An increasingly diverse student body and a commitment to student success have made the University of Georgia the nation’s top public flagship university for the number of doctoral degrees it awards to African-Americans.
Over the five-year period covered in the latest National Science Foundation Survey of Earned Doctorates, UGA awarded 143 doctoral degrees to African-Americans, topping the University of Michigan as well as Georgia State University, Auburn, Texas A&M, the University of South Carolina and the University of Florida.
“I am pleased that our efforts to cultivate a vibrant and diverse learning environment have led to this significant achievement,” said UGA President Jere W. Morehead. “I am proud that the University of Georgia is leading the way for flagship institutions in this important measure of student learning and success.”
The advanced skills and knowledge that graduate education provides play a critical role in keeping Georgia and the nation competitive in the modern economy. Over the past several years, UGA has launched new fellowship programs at the master’s and doctoral levels to attract talented students to Georgia while also expanding professional development opportunities.
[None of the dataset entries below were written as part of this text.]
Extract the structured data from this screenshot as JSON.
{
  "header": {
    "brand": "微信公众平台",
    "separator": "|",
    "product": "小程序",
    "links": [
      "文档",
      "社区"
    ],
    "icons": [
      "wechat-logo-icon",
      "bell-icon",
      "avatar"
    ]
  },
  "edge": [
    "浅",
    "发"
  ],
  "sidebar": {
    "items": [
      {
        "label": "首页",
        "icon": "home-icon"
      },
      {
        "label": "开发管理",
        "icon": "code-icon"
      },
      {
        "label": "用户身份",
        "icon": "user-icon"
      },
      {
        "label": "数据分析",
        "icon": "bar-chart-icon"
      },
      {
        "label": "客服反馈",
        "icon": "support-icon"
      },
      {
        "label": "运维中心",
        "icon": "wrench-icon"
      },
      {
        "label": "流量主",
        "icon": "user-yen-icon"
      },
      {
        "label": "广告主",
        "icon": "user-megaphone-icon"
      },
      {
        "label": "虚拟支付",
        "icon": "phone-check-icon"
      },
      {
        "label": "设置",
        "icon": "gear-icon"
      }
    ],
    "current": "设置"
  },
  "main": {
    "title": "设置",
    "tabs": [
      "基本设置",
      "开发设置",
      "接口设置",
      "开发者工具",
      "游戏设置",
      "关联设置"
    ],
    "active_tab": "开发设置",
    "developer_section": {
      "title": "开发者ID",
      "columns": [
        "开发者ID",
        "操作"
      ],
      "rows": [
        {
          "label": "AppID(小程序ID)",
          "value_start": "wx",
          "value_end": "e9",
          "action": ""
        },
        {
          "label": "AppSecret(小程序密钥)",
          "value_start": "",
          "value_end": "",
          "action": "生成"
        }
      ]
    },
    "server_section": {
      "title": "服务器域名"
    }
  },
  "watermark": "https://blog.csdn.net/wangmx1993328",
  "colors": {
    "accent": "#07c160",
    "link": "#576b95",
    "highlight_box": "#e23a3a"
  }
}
Last fall the university launched an ambitious program known as Double Dawgs that enables students to earn both a bachelor’s degree and a master’s degree in five years or less.
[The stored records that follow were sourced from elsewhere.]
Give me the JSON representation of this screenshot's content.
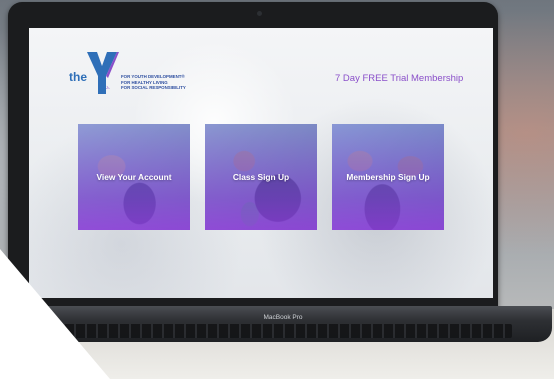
{
  "logo": {
    "prefix": "the",
    "letter": "Y",
    "tagline": [
      "FOR YOUTH DEVELOPMENT®",
      "FOR HEALTHY LIVING",
      "FOR SOCIAL RESPONSIBILITY"
    ]
  },
  "promo": "7 Day FREE Trial Membership",
  "tiles": [
    {
      "label": "View Your Account"
    },
    {
      "label": "Class Sign Up"
    },
    {
      "label": "Membership Sign Up"
    }
  ],
  "device": {
    "brand": "MacBook Pro"
  },
  "colors": {
    "accent": "#8a4fc9",
    "logo_blue": "#2f6fb8",
    "tile_tint": "#7a4fd6"
  }
}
“In recent years we have seen increases in both the quantity and quality of students in our graduate programs,” said Graduate School Dean Suzanne Barbour. “This growth contributes to a ‘feed forward’ mechanism wherein strong graduate students enhance the reputation of UGA and position us to recruit even stronger graduate students in the future.”
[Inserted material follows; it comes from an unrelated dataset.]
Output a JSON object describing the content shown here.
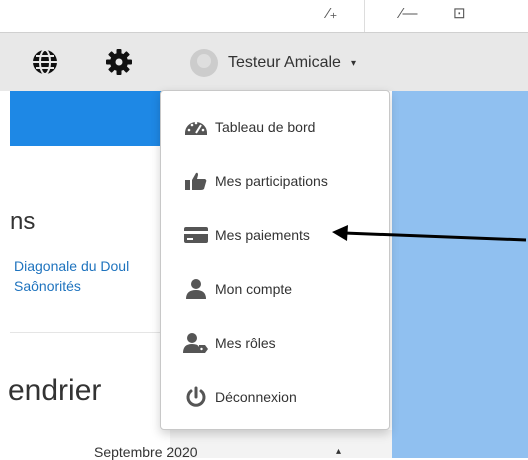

Overall, UGA is ranked 32nd among all U.S. universities in the number of doctoral degrees it awards, up from 36th last year. UGA is second only to Columbia University Teachers College in the number of doctoral degrees in education it awards. It ranks 13th among all universities for doctoral degrees awarded in the life sciences and 20th in psychology and social sciences.
“The scholars and scientists that our graduate programs produce make significant contributions to academia, industry, government and nonprofits,” said Senior Vice President for Academic Affairs and Provost Pamela Whitten. “The University of Georgia is committed to being an engine of opportunity—for individuals as well as for our state and nation.”